For young Americans, there is a mounting sense that whatever the ladder to adulthood is—or whatever traditional or normative markers of financial independence have been historically associated with adulthood—it’s been shattered by modern American capitalism. This is why Sanders appeals to young voters when he says, “If we don’t fundamentally transform our economy, we are facing—for the first time in the history of this country—the possibility that our young people will suffer a worse future than their parents had.” Whatever you make of their argument, it’s rich hypocrisy for beneficiaries of Social Security, Medicare, and housing subsidies to argue that a little socialism cannot help the U.S., when it has so obviously helped Boomers become the most financially secure generation in history.
Jon Henley of The Guardian takes a look at Finland's efforts to combat fake news, a scourge of modern democratic societies. Henley talks to Kari Kivinen, head teacher at a Finnish secondary school. The Finnish Government devised a strategy after being targeted with fake news stories by its neighbour Russia.
In secondary schools, such as the state-run college in Helsinki where Kivinen is head teacher, multi-platform information literacy and strong critical thinking have become a core, cross-subject component of a national curriculum that was introduced in 2016.
In maths lessons, Kivinen’s pupils learn how easy it is to lie with statistics. In art, they see how an image’s meaning can be manipulated. In history, they analyse notable propaganda campaigns, while Finnish language teachers work with them on the many ways in which words can be used to confuse, mislead and deceive.
“The goal is active, responsible citizens and voters,” Kivinen said. “Thinking critically, factchecking, interpreting and evaluating all the information you receive, wherever it appears, is crucial. We’ve made it a core part of what we teach, across all subjects.”
Finland comfortably tops a Media Literacy Index of European countries compiled by the Open Society Institute.
“Kids today don’t read papers or watch TV news, which here are OK,” he [Kivinen] said. “They don’t look for news, they stumble across it, on WhatsApp, YouTube, Instagram, Snapchat … Or more precisely, an algorithm selects it, just for them. They must be able to approach it critically. Not cynically – we don’t want them to think everyone lies – but critically.”
New Zealand's government likes to trumpet our position at the top of a World Bank survey of 190 economies for the ease of doing business. The World Bank's latest annual Doing Business Report also ranks New Zealand number one for ‘ease of starting a business’ for the twelfth consecutive year. Here's what the Ministry of Business, Innovation & Employment has to say on this.
Meanwhile those using NZ in international regulatory arbitrage plays such as Vivier and Company are keen to talk up NZ's position in the World Bank survey, and their own association with this country.

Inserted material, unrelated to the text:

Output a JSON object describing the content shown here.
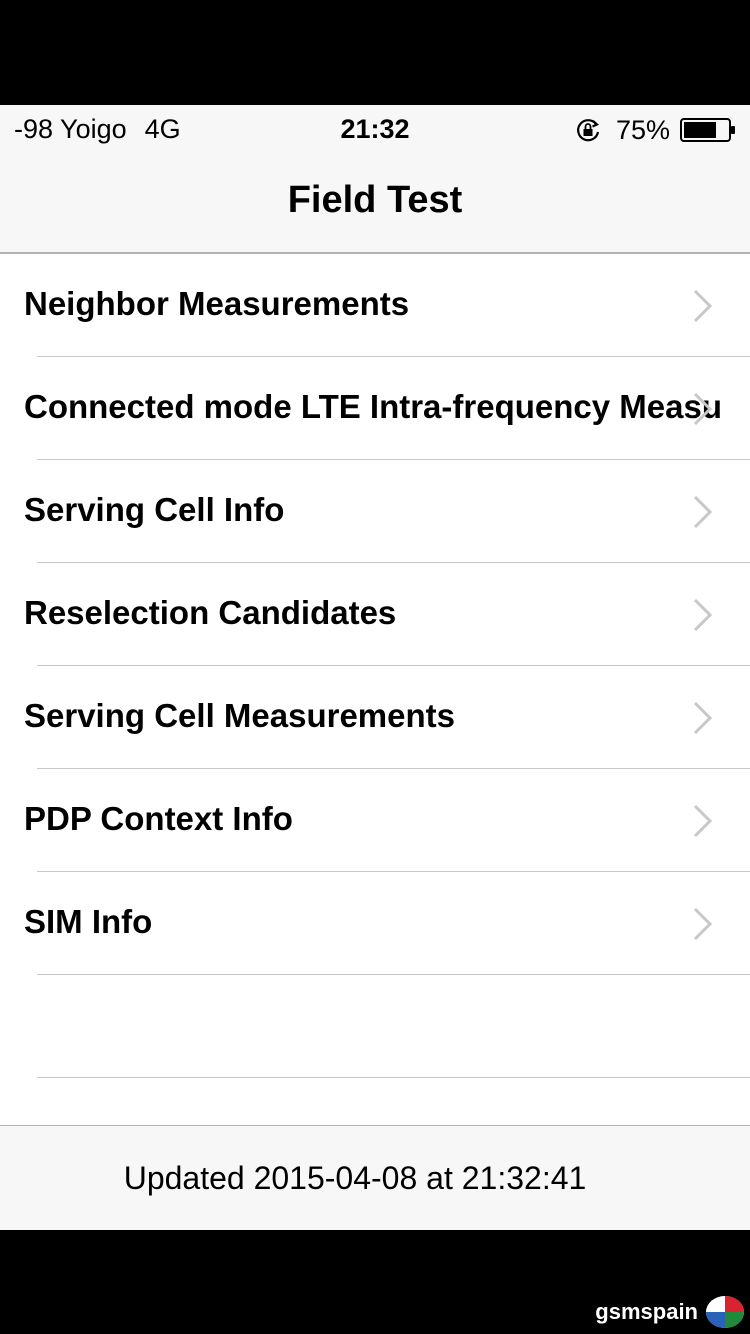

"Higher rankings (a low numerical value) indicate better, usually simpler, regulations for businesses. Those in countries with the highest rankings, such as Vivier & Co. in top-spot winning New Zealand, reap the most benefits. These benefits can be passed on to clients which is why it is worthwhile to consider the rankings carefully when deciding where to do business," Vivier says. (There's more on Vivier here).
Now Justin Sandefur and Divyanshi Wadhwa of the Center for Global Development have hit out at what they see as the World Bank survey's "extreme libertarian stance."
This is a useful website tracking the growth of the Coronavirus, which from its origins in China's Wuhan, is spooking people all over the world.
5) Political satire in the US and a bizarre football video.
US politics these days often seems to be a twilight zone. You have to pinch yourself sometimes to check that what's going on is real and not some sort of bad dream. Still as I've noted before, it's a great time to be a satirist or cartoonist in the US. As ever the Daily Show is having fun. And Politico cartoonist Matt Wuerker continues to capture bizarre moments in time cleverly and humorously.
And continuing with the bizarre, check out the crazy football video below.